As the 25G transceiver was introduced in 2014, it was dubbed the "latest" 10Gb technology. The 25Gb physical interface provides 1 x 25Gbps more data than 10G Ethernet and was built on a 1 x 10Gbps lane system. The use of 25Gb technologies for a single lane increases port density and lowers costs. The 25Gb network supports a variety of 25Gbps compatible form factors, including CFP, CFP2, and CFP4 transceivers, which are also used with 100Gb.
IEEE 802.3 task force P802.3by has built and developed the 25G Ethernet approach. This approach is designed primarily for use in a cloud data center. In July 2014, the 25 G Ethernet consortium was created to promote the rollout of single-lane 25GB/s and dual-lane 50GB/s Ethernet solutions. Since September 2015, the 25 Gigabit Ethernet consortium has been complete.
Also, it was recently revealed that optical transceivers that will support 1310nm “LR” optics and will be capable of reaching distances of 2 to 10 kilometers over base pairs of single-mode fibers.

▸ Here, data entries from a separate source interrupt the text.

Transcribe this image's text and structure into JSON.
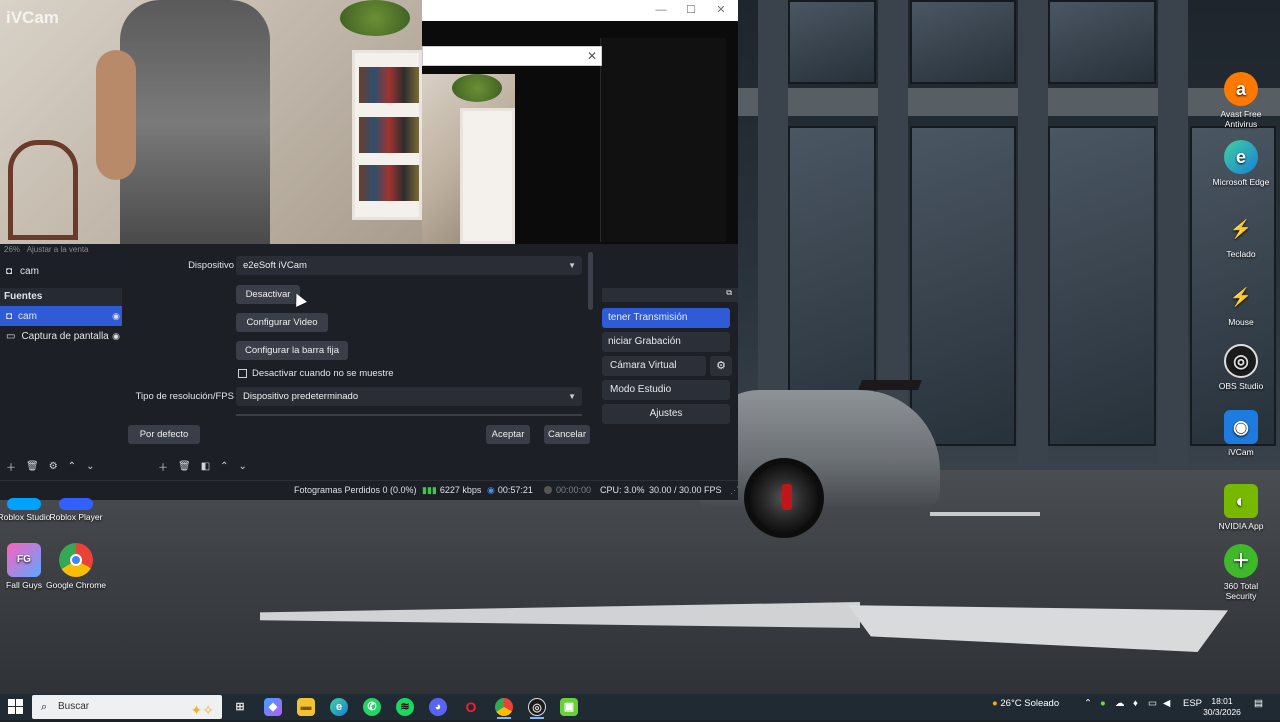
{
  "camera": {
    "watermark": "iVCam"
  },
  "obs": {
    "zoom_text": "26%",
    "zoom_fit": "Ajustar a la venta",
    "scene_name": "cam",
    "sources_header": "Fuentes",
    "sources": [
      {
        "label": "cam",
        "selected": true
      },
      {
        "label": "Captura de pantalla",
        "selected": false
      }
    ],
    "controls": {
      "stop_stream": "tener Transmisión",
      "start_recording": "niciar Grabación",
      "virtual_camera": "Cámara Virtual",
      "studio_mode": "Modo Estudio",
      "settings": "Ajustes"
    },
    "status": {
      "dropped_frames": "Fotogramas Perdidos 0 (0.0%)",
      "bitrate": "6227 kbps",
      "stream_time": "00:57:21",
      "rec_time": "00:00:00",
      "cpu": "CPU: 3.0%",
      "fps": "30.00 / 30.00 FPS"
    }
  },
  "dialog": {
    "device_label": "Dispositivo",
    "device_value": "e2eSoft iVCam",
    "deactivate_button": "Desactivar",
    "config_video_button": "Configurar Video",
    "config_bar_button": "Configurar la barra fija",
    "deactivate_hidden_label": "Desactivar cuando no se muestre",
    "deactivate_hidden_checked": false,
    "resolution_label": "Tipo de resolución/FPS",
    "resolution_value": "Dispositivo predeterminado",
    "defaults_button": "Por defecto",
    "accept_button": "Aceptar",
    "cancel_button": "Cancelar"
  },
  "desktop_icons": {
    "avast": "Avast Free Antivirus",
    "edge": "Microsoft Edge",
    "teclado": "Teclado",
    "mouse": "Mouse",
    "obs": "OBS Studio",
    "ivcam": "iVCam",
    "nvidia": "NVIDIA App",
    "total360": "360 Total Security",
    "roblox_studio": "Roblox Studio",
    "roblox_player": "Roblox Player",
    "fall_guys": "Fall Guys",
    "chrome": "Google Chrome"
  },
  "taskbar": {
    "search_placeholder": "Buscar",
    "weather": "26°C Soleado",
    "language": "ESP",
    "time": "18:01",
    "date": "30/3/2026"
  },
  "colors": {
    "accent": "#2f5bd6",
    "obs_bg": "#1d1f26",
    "taskbar_bg": "#1f2a33"
  }
}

There are many specifications that must be considered in order to build a completely functional 25GB Ethernet network. A 25GB Ethernet network requires Optical transceivers and Direct Attach Cables that support 25GB and 50GB Ethernet and NIC cards that enable these solutions to ensure optimal capacity at the end of the link. The implementation of a 25GB optical transceiver in data centers would undoubtedly improve the whole network infrastructure, storage network, and cloud infrastructure network -- supplying consumers with more capacity and reliability than 10GB Ethernet solutions would provide.
The 25G SFP28 SFP-25G-SR and SFP-25G-LR optical modules are two common options on the market, with the former accommodating up to 100m connection length and the latter allowing for a high propagation distance of 10 km. This article would compare and contrast 25G SFP-25G-SR and SFP-25G-LR units, as well as explore their use in 25G to 100G upgrades.
40G Optical Transceiver Modules
Before the introduction of 25G, the only alternative for higher-speed access was 40G Ethernet, which consists of four lanes of 10G. Since 40G technology is more advanced than 25G, 40G products, such as 40G switches, 40G QSFP+ transceivers, 40G DAC, and 40G AOC cables, are becoming more affordable. The optical transmission frequency on the communication network needs to be upgraded from 10G to 40G and even 100G. 40G QSFP+ modules ensure high-density, low-cost, and low-power 40G data transfer, paving the way for a promising future.
The QSFP-40G is a universal 40G optical transceiver module that fits into an industry-standard QSFP+ form factor and works with both duplex multimode and single-mode fiber. It has four 10G multiplexed channels within the module, allowing it to send and receive a combined 40G signal over a single pair (2 strands) of fiber. With current multi-mode or single-mode networks, the Onis network provides a very cost-effective networking approach and a unique value proposition for data centers looking to upgrade from 10 Gigabits/sec to 40 Gigabits/sec with minimum disturbance.
Existing 40G transceiver solutions for short-range implementations, such as the industry-standard 40GBASE-SR4 transceiver (100m over OM3 parallel fiber) and the QSFP-40G-XSR4 (300m over OM3 parallel fiber), require a total of eight fibers per connection, four for transmitting and four for receiving. This is four times the amount of fiber used per connection for a 10G short reach link. The Universal transceiver eliminates this problem by requiring only one pair of fibers and is compliant with current fiber patch panels and rack systems.
The demand for dense 40 Gigabit Ethernet switching is growing due to the higher adoption of 10 Gigabit Ethernet servers and applications that need more bandwidth. To allow the migration from 10G to 40G, high-density 40G switches are accessible at an attractive price per terminal. However, due to range constraints, the commercially available transceivers needed to facilitate the conversion to 40G necessitate overhauling the data warehouse architecture and/or significant fiber infrastructure enhancements.
There's no doubt that 40G Ethernet infrastructure is more advanced than the recently introduced 25G Ethernet, and there are a variety of 40G-related devices on the market. As a result, some network administrators continue to see 40G Ethernet networking as a secure and decent choice in data centers. The 40G QSFP+ optical transceiver is unquestionably convincing as one of the main components of 40G Ethernet.